Problem to work on>
The lines below, all of them, should be returned exactly as they appear.

Information given>
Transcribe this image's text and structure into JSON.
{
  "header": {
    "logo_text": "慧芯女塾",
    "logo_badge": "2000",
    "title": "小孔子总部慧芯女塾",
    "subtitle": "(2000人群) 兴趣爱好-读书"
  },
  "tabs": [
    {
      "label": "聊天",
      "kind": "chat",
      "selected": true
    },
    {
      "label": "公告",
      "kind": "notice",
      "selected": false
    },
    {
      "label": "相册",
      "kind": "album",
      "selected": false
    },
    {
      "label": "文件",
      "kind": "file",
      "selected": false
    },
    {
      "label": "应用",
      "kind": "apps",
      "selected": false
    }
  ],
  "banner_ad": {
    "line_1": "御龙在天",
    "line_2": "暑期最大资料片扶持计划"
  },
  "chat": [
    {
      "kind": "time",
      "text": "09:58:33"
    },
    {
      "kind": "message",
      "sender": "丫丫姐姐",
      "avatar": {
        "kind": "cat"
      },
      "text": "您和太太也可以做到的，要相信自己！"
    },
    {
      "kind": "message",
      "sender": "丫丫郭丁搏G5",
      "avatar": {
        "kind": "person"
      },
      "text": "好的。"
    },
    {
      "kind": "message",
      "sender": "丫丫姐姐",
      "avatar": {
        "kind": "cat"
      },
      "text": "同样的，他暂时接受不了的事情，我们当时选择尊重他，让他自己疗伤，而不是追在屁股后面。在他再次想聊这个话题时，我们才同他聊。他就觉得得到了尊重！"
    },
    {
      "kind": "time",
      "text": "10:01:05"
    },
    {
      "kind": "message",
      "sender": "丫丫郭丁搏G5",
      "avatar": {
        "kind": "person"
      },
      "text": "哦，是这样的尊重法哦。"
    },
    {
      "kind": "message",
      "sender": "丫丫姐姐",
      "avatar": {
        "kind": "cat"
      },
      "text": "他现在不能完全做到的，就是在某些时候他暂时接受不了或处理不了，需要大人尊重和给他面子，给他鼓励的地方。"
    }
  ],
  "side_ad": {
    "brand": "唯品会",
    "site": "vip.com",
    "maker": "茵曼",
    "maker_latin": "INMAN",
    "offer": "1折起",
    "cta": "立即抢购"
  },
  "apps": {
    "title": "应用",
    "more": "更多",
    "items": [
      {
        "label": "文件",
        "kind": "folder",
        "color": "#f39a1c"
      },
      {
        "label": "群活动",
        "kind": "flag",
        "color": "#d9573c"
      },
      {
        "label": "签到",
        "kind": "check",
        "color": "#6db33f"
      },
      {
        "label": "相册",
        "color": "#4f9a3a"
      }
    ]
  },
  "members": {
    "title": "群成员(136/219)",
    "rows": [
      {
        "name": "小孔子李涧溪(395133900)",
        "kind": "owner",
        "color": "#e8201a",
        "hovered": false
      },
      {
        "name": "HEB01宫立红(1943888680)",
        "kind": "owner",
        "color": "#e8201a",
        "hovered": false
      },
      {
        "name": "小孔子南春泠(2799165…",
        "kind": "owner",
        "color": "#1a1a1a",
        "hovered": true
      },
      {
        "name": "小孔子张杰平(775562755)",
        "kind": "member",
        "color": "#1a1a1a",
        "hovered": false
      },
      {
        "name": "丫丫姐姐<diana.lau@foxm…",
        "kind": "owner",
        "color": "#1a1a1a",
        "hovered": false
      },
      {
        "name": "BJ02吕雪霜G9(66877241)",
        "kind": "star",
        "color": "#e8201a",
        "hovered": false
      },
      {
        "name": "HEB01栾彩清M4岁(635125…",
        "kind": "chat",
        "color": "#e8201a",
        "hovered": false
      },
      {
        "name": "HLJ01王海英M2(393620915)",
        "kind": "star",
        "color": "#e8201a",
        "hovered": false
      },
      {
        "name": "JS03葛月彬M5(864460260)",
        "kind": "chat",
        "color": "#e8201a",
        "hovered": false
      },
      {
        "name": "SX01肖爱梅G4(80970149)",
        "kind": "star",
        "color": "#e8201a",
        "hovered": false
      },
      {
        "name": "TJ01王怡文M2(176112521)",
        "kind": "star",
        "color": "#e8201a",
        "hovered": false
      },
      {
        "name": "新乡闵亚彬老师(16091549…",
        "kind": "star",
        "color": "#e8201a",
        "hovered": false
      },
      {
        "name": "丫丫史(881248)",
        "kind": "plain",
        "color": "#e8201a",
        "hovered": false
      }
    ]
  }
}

Solution>
Transcribe this image's text and structure into JSON.
{
  "header": {
    "logo_text": "慧芯女塾",
    "logo_badge": "2000",
    "title": "小孔子总部慧芯女塾",
    "subtitle": "(2000人群) 兴趣爱好-读书"
  },
  "tabs": [
    {
      "label": "聊天",
      "kind": "chat",
      "selected": true
    },
    {
      "label": "公告",
      "kind": "notice",
      "selected": false
    },
    {
      "label": "相册",
      "kind": "album",
      "selected": false
    },
    {
      "label": "文件",
      "kind": "file",
      "selected": false
    },
    {
      "label": "应用",
      "kind": "apps",
      "selected": false
    }
  ],
  "banner_ad": {
    "line_1": "御龙在天",
    "line_2": "暑期最大资料片扶持计划"
  },
  "chat": [
    {
      "kind": "time",
      "text": "09:58:33"
    },
    {
      "kind": "message",
      "sender": "丫丫姐姐",
      "avatar": {
        "kind": "cat"
      },
      "text": "您和太太也可以做到的，要相信自己！"
    },
    {
      "kind": "message",
      "sender": "丫丫郭丁搏G5",
      "avatar": {
        "kind": "person"
      },
      "text": "好的。"
    },
    {
      "kind": "message",
      "sender": "丫丫姐姐",
      "avatar": {
        "kind": "cat"
      },
      "text": "同样的，他暂时接受不了的事情，我们当时选择尊重他，让他自己疗伤，而不是追在屁股后面。在他再次想聊这个话题时，我们才同他聊。他就觉得得到了尊重！"
    },
    {
      "kind": "time",
      "text": "10:01:05"
    },
    {
      "kind": "message",
      "sender": "丫丫郭丁搏G5",
      "avatar": {
        "kind": "person"
      },
      "text": "哦，是这样的尊重法哦。"
    },
    {
      "kind": "message",
      "sender": "丫丫姐姐",
      "avatar": {
        "kind": "cat"
      },
      "text": "他现在不能完全做到的，就是在某些时候他暂时接受不了或处理不了，需要大人尊重和给他面子，给他鼓励的地方。"
    }
  ],
  "side_ad": {
    "brand": "唯品会",
    "site": "vip.com",
    "maker": "茵曼",
    "maker_latin": "INMAN",
    "offer": "1折起",
    "cta": "立即抢购"
  },
  "apps": {
    "title": "应用",
    "more": "更多",
    "items": [
      {
        "label": "文件",
        "kind": "folder",
        "color": "#f39a1c"
      },
      {
        "label": "群活动",
        "kind": "flag",
        "color": "#d9573c"
      },
      {
        "label": "签到",
        "kind": "check",
        "color": "#6db33f"
      },
      {
        "label": "相册",
        "color": "#4f9a3a"
      }
    ]
  },
  "members": {
    "title": "群成员(136/219)",
    "rows": [
      {
        "name": "小孔子李涧溪(395133900)",
        "kind": "owner",
        "color": "#e8201a",
        "hovered": false
      },
      {
        "name": "HEB01宫立红(1943888680)",
        "kind": "owner",
        "color": "#e8201a",
        "hovered": false
      },
      {
        "name": "小孔子南春泠(2799165…",
        "kind": "owner",
        "color": "#1a1a1a",
        "hovered": true
      },
      {
        "name": "小孔子张杰平(775562755)",
        "kind": "member",
        "color": "#1a1a1a",
        "hovered": false
      },
      {
        "name": "丫丫姐姐<diana.lau@foxm…",
        "kind": "owner",
        "color": "#1a1a1a",
        "hovered": false
      },
      {
        "name": "BJ02吕雪霜G9(66877241)",
        "kind": "star",
        "color": "#e8201a",
        "hovered": false
      },
      {
        "name": "HEB01栾彩清M4岁(635125…",
        "kind": "chat",
        "color": "#e8201a",
        "hovered": false
      },
      {
        "name": "HLJ01王海英M2(393620915)",
        "kind": "star",
        "color": "#e8201a",
        "hovered": false
      },
      {
        "name": "JS03葛月彬M5(864460260)",
        "kind": "chat",
        "color": "#e8201a",
        "hovered": false
      },
      {
        "name": "SX01肖爱梅G4(80970149)",
        "kind": "star",
        "color": "#e8201a",
        "hovered": false
      },
      {
        "name": "TJ01王怡文M2(176112521)",
        "kind": "star",
        "color": "#e8201a",
        "hovered": false
      },
      {
        "name": "新乡闵亚彬老师(16091549…",
        "kind": "star",
        "color": "#e8201a",
        "hovered": false
      },
      {
        "name": "丫丫史(881248)",
        "kind": "plain",
        "color": "#e8201a",
        "hovered": false
      }
    ]
  }
}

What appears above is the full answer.